Named after the U.S. Supreme Court Justice and her mother, the program pairs law students from diverse backgrounds with judicial internships. Miyasaka hadn’t considered working for a judge, but she was interested. She applied, progressed through a rigorous vetting process, and was thrilled to become one of around 30 New York-area law students admitted to the program.

“I was very interested to see how judges reach their decisions, especially when it comes to complex or nuanced cases where there are good arguments on both sides,” Miyasaka said.

Through the Sotomayor Program, she’s begun interning with a U.S. District Court judge in the Eastern District of New York. Her assignments have included research and legal analysis, and she’s been able to observe a wide range of court proceedings.

“It’s exactly the type of experience I was hoping for, and I’ve already been exposed to many different areas of the law,” she said.

The program runs until August and includes opportunities to network with members of the judiciary. The Sotomayor Judicial Internship Program also includes a division that serves high school students from underrepresented groups.

“I think the program’s work is very important,” she says. “I sort of fell into a legal career. I don’t have parents who are lawyers and never thought of myself as someone who could become a lawyer. I can imagine that many other students feel the same way.”

Miyasaka, who grew up in Queens and attended high school in Manhattan, began working part-time for a small consumer bankruptcy law firm as a teenager. After graduating from high school, she stayed on at the firm full-time, progressing from an administrative role to general manager. Then, Miyasaka enrolled at Baruch College while continuing to work part-time at the firm. In 2016, she graduated summa cum laude with a bachelor’s degree in Business Administration and Operations Management.

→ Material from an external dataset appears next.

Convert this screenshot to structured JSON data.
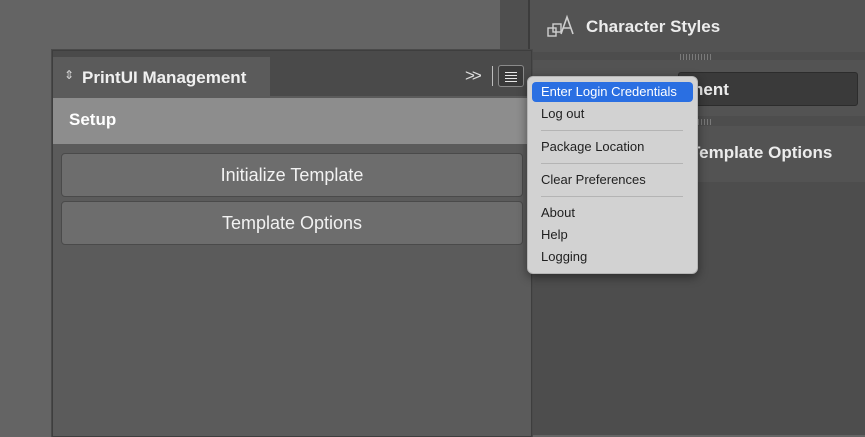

Over the years, Miyasaka had become a core advisor to the firm’s owner and was making significant business decisions that often carried legal implications. Without a J.D., though, she felt limited. Now, Miyasaka thinks that a career at the crossroads of law and business operations might be the right fit, but she’s taking a thoughtful approach to the process.

“While I’m at NYLS, I want to expose myself to different areas of law,” she said. “And once I figure out my pathway, I’m eager to help younger students learn more about the law, just as NYLS and this program have helped guide me.”